━━━━━ Data for the task

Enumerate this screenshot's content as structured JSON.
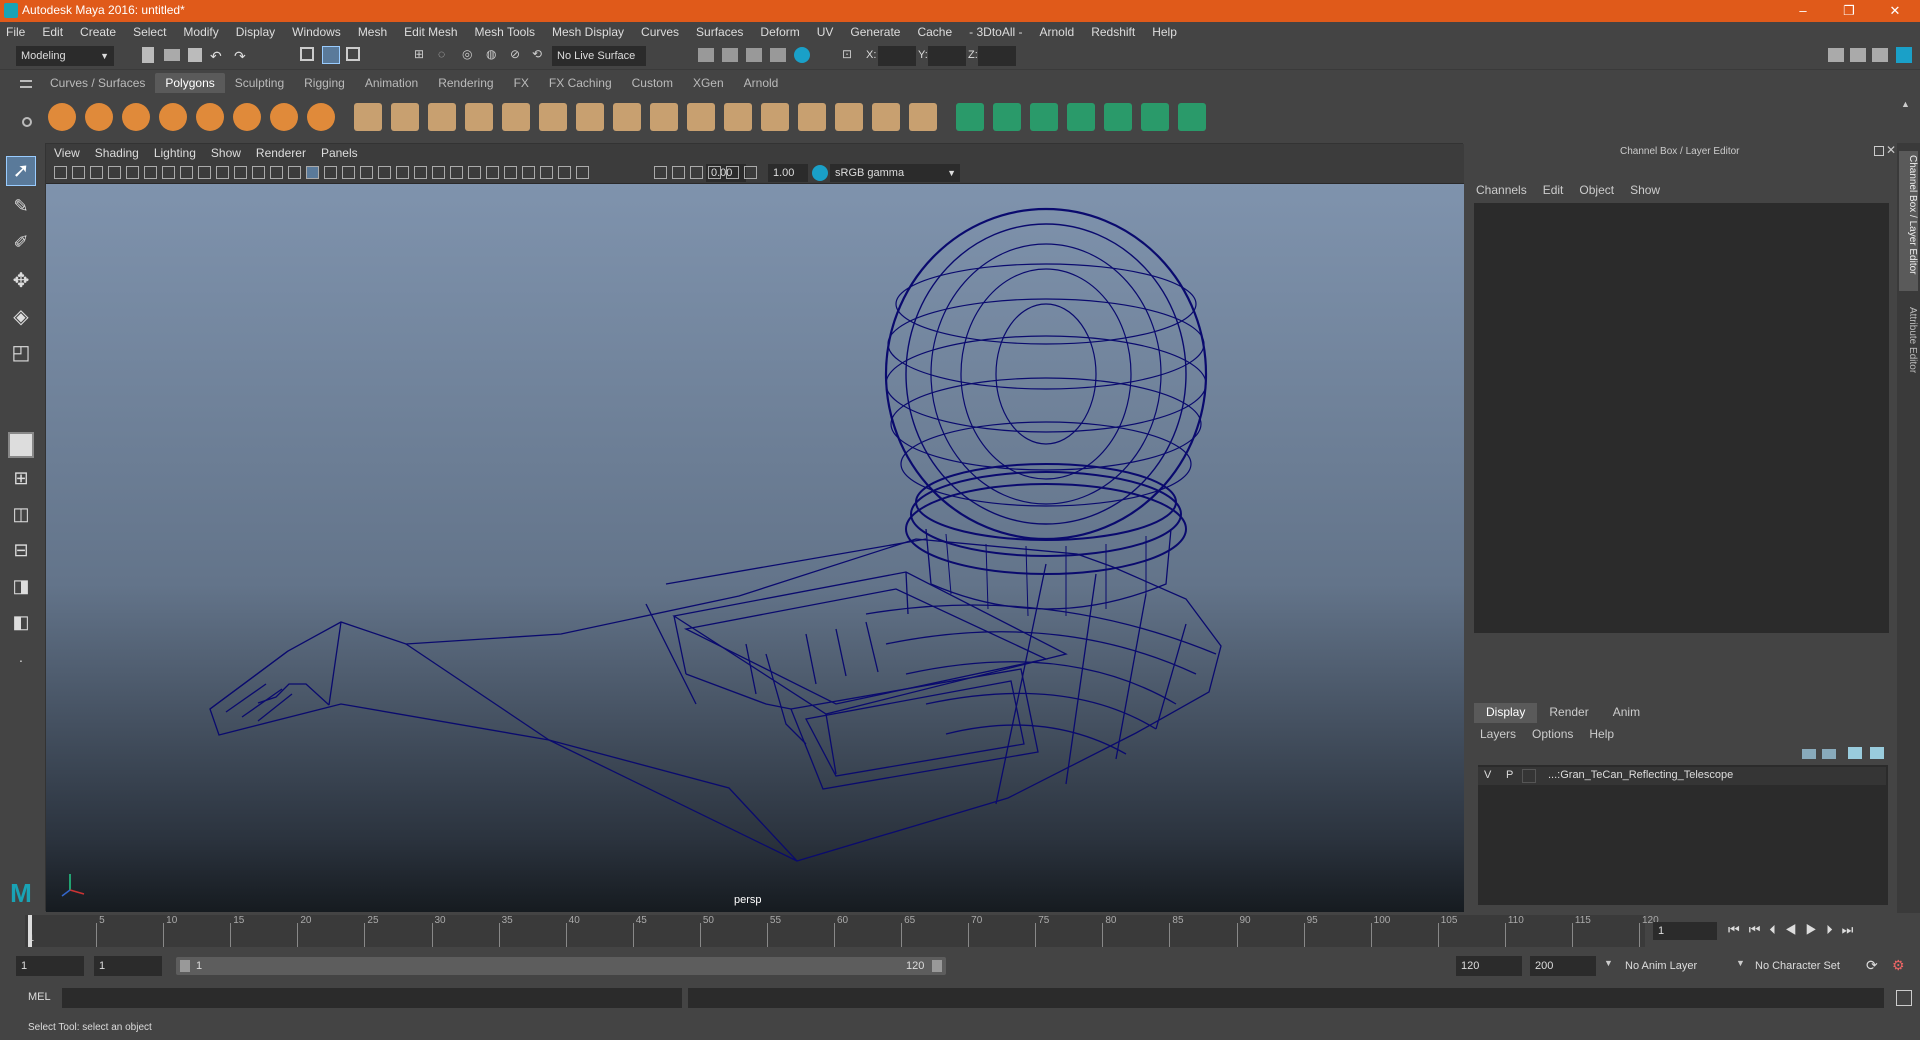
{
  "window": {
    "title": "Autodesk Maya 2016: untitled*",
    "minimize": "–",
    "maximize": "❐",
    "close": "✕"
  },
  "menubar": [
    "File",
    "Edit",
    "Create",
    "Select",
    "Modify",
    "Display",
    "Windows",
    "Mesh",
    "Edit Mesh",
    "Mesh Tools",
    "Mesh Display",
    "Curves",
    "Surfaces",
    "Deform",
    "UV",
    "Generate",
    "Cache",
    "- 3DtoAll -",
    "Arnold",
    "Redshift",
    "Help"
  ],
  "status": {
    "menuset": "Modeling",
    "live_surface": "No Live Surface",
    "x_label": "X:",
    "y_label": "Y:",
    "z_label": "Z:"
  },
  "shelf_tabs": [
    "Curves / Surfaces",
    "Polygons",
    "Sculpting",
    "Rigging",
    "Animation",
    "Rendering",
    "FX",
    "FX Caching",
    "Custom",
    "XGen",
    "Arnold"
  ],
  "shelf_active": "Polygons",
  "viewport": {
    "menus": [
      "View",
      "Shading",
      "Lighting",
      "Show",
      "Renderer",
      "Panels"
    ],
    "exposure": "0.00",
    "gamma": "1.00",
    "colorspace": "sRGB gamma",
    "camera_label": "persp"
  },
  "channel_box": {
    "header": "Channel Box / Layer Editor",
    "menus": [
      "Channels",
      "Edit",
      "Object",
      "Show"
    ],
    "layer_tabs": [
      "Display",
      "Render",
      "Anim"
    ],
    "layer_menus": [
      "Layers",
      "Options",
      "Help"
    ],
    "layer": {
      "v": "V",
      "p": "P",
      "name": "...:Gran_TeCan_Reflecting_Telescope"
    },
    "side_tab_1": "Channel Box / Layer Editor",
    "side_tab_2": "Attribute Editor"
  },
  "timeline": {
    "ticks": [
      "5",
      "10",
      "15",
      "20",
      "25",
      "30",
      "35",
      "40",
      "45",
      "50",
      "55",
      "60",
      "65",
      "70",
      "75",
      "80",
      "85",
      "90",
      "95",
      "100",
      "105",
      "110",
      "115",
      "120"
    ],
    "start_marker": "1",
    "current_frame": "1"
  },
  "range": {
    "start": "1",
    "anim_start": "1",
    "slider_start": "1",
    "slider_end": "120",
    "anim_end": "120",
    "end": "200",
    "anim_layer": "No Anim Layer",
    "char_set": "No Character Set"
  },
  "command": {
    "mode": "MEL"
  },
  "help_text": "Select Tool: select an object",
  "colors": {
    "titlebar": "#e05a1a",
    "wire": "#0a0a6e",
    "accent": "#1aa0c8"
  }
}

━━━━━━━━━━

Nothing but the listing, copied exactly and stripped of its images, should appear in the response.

Enumerate this screenshot's content as structured JSON.
{
  "window": {
    "title": "Autodesk Maya 2016: untitled*",
    "minimize": "–",
    "maximize": "❐",
    "close": "✕"
  },
  "menubar": [
    "File",
    "Edit",
    "Create",
    "Select",
    "Modify",
    "Display",
    "Windows",
    "Mesh",
    "Edit Mesh",
    "Mesh Tools",
    "Mesh Display",
    "Curves",
    "Surfaces",
    "Deform",
    "UV",
    "Generate",
    "Cache",
    "- 3DtoAll -",
    "Arnold",
    "Redshift",
    "Help"
  ],
  "status": {
    "menuset": "Modeling",
    "live_surface": "No Live Surface",
    "x_label": "X:",
    "y_label": "Y:",
    "z_label": "Z:"
  },
  "shelf_tabs": [
    "Curves / Surfaces",
    "Polygons",
    "Sculpting",
    "Rigging",
    "Animation",
    "Rendering",
    "FX",
    "FX Caching",
    "Custom",
    "XGen",
    "Arnold"
  ],
  "shelf_active": "Polygons",
  "viewport": {
    "menus": [
      "View",
      "Shading",
      "Lighting",
      "Show",
      "Renderer",
      "Panels"
    ],
    "exposure": "0.00",
    "gamma": "1.00",
    "colorspace": "sRGB gamma",
    "camera_label": "persp"
  },
  "channel_box": {
    "header": "Channel Box / Layer Editor",
    "menus": [
      "Channels",
      "Edit",
      "Object",
      "Show"
    ],
    "layer_tabs": [
      "Display",
      "Render",
      "Anim"
    ],
    "layer_menus": [
      "Layers",
      "Options",
      "Help"
    ],
    "layer": {
      "v": "V",
      "p": "P",
      "name": "...:Gran_TeCan_Reflecting_Telescope"
    },
    "side_tab_1": "Channel Box / Layer Editor",
    "side_tab_2": "Attribute Editor"
  },
  "timeline": {
    "ticks": [
      "5",
      "10",
      "15",
      "20",
      "25",
      "30",
      "35",
      "40",
      "45",
      "50",
      "55",
      "60",
      "65",
      "70",
      "75",
      "80",
      "85",
      "90",
      "95",
      "100",
      "105",
      "110",
      "115",
      "120"
    ],
    "start_marker": "1",
    "current_frame": "1"
  },
  "range": {
    "start": "1",
    "anim_start": "1",
    "slider_start": "1",
    "slider_end": "120",
    "anim_end": "120",
    "end": "200",
    "anim_layer": "No Anim Layer",
    "char_set": "No Character Set"
  },
  "command": {
    "mode": "MEL"
  },
  "help_text": "Select Tool: select an object",
  "colors": {
    "titlebar": "#e05a1a",
    "wire": "#0a0a6e",
    "accent": "#1aa0c8"
  }
}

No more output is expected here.